“Can’t you hear me, dad?” You don’t understand. She shows you the pictures on Instagram. The pics and comments look a little silly, which you are wise enough not to mention.
You suggest she call her best friend to work it out. She looks at you like you are from another, less savvy generation, which of course you are. She drops her head back into her pillow, a clear signal that you and your superpower are no longer wanted there.
Your son is playing in the basement and you sit down to play with him. It’s enjoyable — for a few minutes. Then, your mind gets itchy. Restless. What is your mind doing? It’s looking for a problem to solve — but there aren’t really any problems here. He just wants to play with the motorcycle he built. You want to stay there with him, but your mind wants to be somewhere else — doing something. Which is, of course, the problem.
Your superpower in the world is doing and taking action, but, it has become your kryptonite at home, where you need to balance that superpower with patience and the ability to remain still. Fortunately, there are at least three ways to build the at-home superpower.
1. Practice presence.
The practice of presence is foundational to quieting our mind, releasing our thinking and analyzing and fixing and solving, for a while. Practicing presence includes bolstering our mindfulness, which involves closely attending to our experience of the present moment, without any effort to improve it or change it at all.
There are all sorts of books and exercises to help you along the way. Wherever You Go, There You Are, by Jon Kabat-Zinn is a classic. You can practice mindful breathing by downloading apps like Headspace, or Calm.
You can schedule 10 minutes of meditation every morning and evening. You can retrain your mind. Sometimes, in practice, I call this mind-numbing, because you have to numb your mind to all that buzzing-to-get-busy stuff. You have to pay attention.
2. Engage in empathy.
Empathy is the ability to understand someone so thoroughly that you can truly imagine walking in their shoes. It turns out, most of the time, your people at home don’t want you to fix something for them, they want you to feel something with them. You can’t fake empathy, even with your superpower, so don’t try to fake this.
Your people want you to feel the weight of a day that broke bad — to feel the rejection of a party that happened without them. They want you to understand how good it feels to simply build a motorcycle.
3. Ask for accountability.
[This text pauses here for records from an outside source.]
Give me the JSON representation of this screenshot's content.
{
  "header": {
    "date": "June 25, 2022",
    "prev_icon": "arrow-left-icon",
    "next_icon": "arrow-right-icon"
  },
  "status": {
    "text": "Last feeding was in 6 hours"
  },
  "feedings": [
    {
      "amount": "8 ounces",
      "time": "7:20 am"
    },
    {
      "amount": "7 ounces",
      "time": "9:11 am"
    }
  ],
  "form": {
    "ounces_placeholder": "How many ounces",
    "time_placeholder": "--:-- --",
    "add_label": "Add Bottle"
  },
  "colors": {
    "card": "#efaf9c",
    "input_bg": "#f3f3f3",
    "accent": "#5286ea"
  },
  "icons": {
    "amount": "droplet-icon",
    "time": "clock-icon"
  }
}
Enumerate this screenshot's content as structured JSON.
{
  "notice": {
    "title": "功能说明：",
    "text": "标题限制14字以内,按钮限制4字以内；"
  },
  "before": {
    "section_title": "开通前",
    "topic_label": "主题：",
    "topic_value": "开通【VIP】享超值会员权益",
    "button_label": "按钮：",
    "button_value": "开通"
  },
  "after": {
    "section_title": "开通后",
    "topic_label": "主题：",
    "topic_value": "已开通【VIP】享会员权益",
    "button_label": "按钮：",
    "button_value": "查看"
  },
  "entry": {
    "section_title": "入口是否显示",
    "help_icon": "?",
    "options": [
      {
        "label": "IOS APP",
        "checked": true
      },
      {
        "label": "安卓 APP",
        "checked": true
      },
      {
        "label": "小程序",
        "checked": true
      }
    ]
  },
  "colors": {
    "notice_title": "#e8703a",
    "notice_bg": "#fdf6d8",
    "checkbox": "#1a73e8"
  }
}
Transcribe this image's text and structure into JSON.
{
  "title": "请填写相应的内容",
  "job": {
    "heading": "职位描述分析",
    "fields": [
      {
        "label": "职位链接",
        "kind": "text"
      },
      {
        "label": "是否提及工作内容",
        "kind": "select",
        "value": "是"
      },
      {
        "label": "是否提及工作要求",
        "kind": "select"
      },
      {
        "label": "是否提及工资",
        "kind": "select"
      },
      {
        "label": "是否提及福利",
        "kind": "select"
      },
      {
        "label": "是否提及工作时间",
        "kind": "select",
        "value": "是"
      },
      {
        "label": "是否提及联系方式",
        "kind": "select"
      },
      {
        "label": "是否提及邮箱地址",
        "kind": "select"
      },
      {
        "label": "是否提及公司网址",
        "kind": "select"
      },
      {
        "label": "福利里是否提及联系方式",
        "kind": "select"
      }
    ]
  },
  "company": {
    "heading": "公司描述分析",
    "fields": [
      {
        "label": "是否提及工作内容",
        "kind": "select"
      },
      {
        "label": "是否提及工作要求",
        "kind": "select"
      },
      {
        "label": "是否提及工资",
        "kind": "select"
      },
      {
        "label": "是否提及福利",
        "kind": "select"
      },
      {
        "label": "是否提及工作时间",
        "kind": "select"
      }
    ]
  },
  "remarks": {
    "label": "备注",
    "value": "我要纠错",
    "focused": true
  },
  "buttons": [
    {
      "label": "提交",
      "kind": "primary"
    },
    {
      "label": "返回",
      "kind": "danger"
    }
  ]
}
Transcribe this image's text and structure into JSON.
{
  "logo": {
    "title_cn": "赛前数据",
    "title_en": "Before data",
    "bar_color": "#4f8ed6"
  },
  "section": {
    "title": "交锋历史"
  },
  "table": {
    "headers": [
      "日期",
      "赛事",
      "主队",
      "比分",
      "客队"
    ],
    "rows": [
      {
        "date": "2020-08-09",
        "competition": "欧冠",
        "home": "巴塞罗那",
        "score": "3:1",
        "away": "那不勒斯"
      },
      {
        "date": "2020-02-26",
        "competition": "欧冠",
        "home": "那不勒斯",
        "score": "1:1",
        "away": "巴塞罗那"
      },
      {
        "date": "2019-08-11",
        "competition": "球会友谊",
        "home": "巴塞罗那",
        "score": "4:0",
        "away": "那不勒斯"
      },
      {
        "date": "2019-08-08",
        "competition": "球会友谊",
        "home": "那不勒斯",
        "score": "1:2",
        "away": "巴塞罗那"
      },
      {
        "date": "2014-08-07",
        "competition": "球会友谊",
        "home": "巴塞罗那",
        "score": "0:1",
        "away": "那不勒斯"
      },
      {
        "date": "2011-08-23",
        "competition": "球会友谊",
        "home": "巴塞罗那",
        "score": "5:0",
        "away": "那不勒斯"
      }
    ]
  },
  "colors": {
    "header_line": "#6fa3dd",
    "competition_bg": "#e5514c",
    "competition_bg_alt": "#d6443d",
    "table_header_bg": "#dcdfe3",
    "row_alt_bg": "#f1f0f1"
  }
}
The practice of presence and engaging with empathy are marathons and won’t happen overnight. All marathons require training and many months or years of preparation. Running partners help.
Think about inviting a friend or colleague into any project you participate in, but especially with an accountability project. Get someone serious about helping you with the empathy project, because presence and empathy work is a true quest to fine-tune the most important superpower you can own.
If you can’t think of a good candidate among friends that you trust, there are entire masterminds dedicated to ensuring your power in achieving this kind of balance. It all becomes simpler with help, you are supported in your journey. Being supported by a mentor makes a difference in establishing balance, and balancing action with empathy is the key to making sure you end up with two superpowers, rather than one frustrating piece of kryptonite.